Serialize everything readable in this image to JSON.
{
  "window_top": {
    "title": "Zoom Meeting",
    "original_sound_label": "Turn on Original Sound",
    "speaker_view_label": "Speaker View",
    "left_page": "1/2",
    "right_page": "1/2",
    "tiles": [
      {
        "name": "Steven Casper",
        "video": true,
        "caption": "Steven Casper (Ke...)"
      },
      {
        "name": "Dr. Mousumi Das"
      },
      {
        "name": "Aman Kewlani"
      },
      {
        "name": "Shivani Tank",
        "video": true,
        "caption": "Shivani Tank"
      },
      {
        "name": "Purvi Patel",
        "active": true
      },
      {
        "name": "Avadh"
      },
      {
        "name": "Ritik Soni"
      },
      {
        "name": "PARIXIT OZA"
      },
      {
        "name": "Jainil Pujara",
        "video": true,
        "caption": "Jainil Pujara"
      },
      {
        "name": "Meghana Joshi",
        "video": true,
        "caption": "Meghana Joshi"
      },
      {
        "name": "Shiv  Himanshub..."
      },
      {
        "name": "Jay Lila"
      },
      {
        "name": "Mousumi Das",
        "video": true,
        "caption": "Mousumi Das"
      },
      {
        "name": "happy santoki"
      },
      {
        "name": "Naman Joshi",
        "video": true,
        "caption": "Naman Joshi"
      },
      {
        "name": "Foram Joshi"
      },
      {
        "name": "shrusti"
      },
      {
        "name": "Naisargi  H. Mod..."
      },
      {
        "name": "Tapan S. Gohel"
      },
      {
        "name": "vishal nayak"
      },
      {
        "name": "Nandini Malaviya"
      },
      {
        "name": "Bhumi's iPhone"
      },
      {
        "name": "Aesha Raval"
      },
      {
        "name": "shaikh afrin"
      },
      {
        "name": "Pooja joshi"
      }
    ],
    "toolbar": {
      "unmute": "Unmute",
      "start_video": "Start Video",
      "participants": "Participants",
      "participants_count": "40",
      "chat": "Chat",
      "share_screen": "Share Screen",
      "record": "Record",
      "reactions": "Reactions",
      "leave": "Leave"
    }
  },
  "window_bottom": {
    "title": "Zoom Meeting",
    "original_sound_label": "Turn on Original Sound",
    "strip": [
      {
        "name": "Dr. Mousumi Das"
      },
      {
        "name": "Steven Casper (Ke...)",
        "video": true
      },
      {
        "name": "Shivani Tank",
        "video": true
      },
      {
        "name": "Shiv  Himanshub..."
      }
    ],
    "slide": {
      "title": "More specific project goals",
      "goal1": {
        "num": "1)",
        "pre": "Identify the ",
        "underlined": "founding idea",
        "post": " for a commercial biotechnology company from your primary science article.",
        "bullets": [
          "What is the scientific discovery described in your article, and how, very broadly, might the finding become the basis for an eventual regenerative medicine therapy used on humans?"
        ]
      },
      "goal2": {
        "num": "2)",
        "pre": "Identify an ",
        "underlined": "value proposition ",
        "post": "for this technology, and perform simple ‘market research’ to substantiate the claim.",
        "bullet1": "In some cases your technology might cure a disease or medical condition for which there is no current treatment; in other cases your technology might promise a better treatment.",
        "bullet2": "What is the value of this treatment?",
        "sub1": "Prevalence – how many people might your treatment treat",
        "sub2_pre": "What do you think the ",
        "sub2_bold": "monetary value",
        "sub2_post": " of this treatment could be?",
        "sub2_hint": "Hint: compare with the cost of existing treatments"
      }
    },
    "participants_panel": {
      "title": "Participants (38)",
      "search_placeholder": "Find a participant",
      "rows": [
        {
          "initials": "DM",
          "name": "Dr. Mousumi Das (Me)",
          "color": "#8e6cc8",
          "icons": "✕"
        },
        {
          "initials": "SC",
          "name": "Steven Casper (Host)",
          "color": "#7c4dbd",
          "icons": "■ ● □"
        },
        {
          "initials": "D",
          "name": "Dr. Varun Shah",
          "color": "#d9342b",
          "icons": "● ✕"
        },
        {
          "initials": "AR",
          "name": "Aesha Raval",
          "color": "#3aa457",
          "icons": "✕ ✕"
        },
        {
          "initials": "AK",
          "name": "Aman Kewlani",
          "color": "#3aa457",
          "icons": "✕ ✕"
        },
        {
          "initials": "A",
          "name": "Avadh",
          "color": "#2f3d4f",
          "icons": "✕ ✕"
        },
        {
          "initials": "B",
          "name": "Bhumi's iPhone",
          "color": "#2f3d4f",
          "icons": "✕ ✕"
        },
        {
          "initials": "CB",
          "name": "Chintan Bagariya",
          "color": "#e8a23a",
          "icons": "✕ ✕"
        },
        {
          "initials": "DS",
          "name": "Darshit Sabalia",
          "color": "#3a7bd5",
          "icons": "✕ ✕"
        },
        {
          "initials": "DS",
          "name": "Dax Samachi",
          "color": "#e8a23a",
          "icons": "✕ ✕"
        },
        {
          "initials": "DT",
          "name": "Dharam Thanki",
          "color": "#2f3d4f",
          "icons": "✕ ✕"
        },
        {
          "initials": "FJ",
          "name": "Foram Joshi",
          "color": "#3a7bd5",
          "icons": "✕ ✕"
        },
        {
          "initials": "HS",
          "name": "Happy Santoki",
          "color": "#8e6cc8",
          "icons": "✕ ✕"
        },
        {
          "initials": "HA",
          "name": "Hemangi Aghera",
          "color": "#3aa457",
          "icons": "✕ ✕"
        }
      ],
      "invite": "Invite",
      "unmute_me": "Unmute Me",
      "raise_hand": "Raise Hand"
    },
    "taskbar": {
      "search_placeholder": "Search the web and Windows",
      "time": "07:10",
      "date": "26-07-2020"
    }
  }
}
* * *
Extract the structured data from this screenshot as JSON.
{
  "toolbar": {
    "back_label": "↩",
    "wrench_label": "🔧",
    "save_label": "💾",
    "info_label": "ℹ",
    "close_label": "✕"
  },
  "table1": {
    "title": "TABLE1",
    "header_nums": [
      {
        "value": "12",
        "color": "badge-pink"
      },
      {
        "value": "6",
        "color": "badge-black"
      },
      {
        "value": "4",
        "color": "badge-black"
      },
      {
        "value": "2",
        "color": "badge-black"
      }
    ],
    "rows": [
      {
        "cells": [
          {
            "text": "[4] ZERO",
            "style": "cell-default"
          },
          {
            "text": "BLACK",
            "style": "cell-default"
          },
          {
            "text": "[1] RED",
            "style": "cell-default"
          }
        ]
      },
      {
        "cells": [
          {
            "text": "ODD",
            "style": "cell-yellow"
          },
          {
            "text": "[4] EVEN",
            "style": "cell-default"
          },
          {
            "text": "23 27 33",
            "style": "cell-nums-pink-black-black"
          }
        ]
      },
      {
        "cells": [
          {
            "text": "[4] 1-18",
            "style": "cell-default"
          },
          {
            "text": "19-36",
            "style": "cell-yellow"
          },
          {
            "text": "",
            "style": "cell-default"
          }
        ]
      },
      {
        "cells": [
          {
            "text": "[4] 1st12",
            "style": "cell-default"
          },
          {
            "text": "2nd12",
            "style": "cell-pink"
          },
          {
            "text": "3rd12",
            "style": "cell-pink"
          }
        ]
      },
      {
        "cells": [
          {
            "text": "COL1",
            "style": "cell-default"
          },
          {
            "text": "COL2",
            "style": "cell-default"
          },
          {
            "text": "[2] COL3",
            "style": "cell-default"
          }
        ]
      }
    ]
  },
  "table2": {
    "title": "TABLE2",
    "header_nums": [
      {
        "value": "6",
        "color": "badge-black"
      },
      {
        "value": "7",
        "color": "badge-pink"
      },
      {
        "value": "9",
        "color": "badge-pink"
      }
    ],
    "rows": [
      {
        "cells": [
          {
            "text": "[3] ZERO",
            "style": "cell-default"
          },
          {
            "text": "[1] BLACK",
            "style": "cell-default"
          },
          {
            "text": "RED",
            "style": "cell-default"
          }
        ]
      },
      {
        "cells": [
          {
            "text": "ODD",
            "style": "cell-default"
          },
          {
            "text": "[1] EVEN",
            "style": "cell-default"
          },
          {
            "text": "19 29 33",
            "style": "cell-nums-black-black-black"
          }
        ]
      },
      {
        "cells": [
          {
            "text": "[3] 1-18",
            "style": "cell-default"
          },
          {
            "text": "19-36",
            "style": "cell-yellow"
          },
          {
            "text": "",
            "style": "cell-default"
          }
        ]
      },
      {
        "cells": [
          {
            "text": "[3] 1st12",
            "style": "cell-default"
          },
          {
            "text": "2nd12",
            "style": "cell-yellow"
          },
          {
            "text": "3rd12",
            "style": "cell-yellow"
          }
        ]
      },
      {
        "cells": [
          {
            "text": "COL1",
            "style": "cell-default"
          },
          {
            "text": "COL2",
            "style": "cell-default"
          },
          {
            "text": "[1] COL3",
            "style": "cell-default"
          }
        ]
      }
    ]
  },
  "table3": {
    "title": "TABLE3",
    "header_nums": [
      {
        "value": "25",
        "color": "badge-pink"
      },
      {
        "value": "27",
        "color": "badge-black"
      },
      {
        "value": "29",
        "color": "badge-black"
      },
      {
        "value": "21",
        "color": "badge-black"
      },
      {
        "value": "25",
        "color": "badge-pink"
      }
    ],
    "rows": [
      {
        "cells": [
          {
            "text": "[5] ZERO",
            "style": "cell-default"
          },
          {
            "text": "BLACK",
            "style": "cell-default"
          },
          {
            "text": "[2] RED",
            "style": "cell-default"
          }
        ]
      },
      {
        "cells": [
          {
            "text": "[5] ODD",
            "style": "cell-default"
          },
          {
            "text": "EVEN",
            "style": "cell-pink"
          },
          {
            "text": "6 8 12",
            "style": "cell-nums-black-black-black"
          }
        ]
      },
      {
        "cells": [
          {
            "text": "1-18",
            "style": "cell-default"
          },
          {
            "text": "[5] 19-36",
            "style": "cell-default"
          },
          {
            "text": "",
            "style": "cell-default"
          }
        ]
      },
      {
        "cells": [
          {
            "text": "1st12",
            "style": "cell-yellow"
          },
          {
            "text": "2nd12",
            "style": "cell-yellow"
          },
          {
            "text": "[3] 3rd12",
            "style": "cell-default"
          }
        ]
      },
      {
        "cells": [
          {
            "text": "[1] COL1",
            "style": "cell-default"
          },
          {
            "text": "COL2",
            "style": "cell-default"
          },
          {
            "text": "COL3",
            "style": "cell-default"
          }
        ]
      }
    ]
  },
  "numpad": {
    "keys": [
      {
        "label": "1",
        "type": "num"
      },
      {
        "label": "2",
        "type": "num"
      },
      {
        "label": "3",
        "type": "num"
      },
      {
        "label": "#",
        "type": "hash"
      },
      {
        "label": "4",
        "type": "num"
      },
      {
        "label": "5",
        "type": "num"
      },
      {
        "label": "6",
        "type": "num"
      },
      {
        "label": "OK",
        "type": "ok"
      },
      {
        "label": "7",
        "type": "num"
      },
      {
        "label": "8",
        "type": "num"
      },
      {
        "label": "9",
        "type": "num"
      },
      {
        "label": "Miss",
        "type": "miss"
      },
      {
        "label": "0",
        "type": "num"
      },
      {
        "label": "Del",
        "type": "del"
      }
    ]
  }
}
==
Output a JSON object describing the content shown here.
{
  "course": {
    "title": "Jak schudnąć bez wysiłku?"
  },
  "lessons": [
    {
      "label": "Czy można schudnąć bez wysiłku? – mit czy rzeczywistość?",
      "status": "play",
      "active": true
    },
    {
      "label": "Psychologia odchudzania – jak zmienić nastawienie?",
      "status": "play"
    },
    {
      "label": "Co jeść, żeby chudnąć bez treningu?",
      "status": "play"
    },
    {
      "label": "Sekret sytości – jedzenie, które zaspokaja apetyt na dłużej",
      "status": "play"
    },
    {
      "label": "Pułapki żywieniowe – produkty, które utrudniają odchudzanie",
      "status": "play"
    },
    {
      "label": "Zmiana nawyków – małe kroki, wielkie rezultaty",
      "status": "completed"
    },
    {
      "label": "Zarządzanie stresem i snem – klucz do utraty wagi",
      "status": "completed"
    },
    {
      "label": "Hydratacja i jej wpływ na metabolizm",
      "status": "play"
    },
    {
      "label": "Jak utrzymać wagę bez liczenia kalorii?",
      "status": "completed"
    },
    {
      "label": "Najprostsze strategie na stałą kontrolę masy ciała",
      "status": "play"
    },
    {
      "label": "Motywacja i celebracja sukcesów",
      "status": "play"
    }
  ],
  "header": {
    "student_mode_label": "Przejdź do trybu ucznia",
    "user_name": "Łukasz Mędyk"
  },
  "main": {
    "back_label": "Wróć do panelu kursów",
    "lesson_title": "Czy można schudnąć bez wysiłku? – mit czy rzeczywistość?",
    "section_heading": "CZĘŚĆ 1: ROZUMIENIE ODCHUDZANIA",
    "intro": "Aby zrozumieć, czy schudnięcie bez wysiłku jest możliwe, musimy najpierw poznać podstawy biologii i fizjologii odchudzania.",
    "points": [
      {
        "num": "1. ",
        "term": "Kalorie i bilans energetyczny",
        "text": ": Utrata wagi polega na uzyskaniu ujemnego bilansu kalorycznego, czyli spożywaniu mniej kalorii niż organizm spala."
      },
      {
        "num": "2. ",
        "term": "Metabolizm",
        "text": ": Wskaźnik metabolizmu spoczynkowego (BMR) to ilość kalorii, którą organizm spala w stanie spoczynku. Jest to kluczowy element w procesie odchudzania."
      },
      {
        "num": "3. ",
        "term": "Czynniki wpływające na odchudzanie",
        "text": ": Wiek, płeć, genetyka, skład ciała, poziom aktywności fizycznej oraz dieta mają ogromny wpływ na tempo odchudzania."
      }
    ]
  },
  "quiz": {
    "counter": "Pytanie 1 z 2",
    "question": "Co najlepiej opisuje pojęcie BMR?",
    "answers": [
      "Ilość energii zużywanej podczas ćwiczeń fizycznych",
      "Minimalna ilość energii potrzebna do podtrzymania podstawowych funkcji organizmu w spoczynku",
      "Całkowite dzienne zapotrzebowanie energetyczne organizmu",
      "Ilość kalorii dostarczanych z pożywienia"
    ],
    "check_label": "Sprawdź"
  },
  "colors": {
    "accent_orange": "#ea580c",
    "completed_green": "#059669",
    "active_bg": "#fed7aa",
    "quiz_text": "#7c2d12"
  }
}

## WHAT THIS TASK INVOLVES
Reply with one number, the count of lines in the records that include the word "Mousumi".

## EXERCISE OUTPUT
5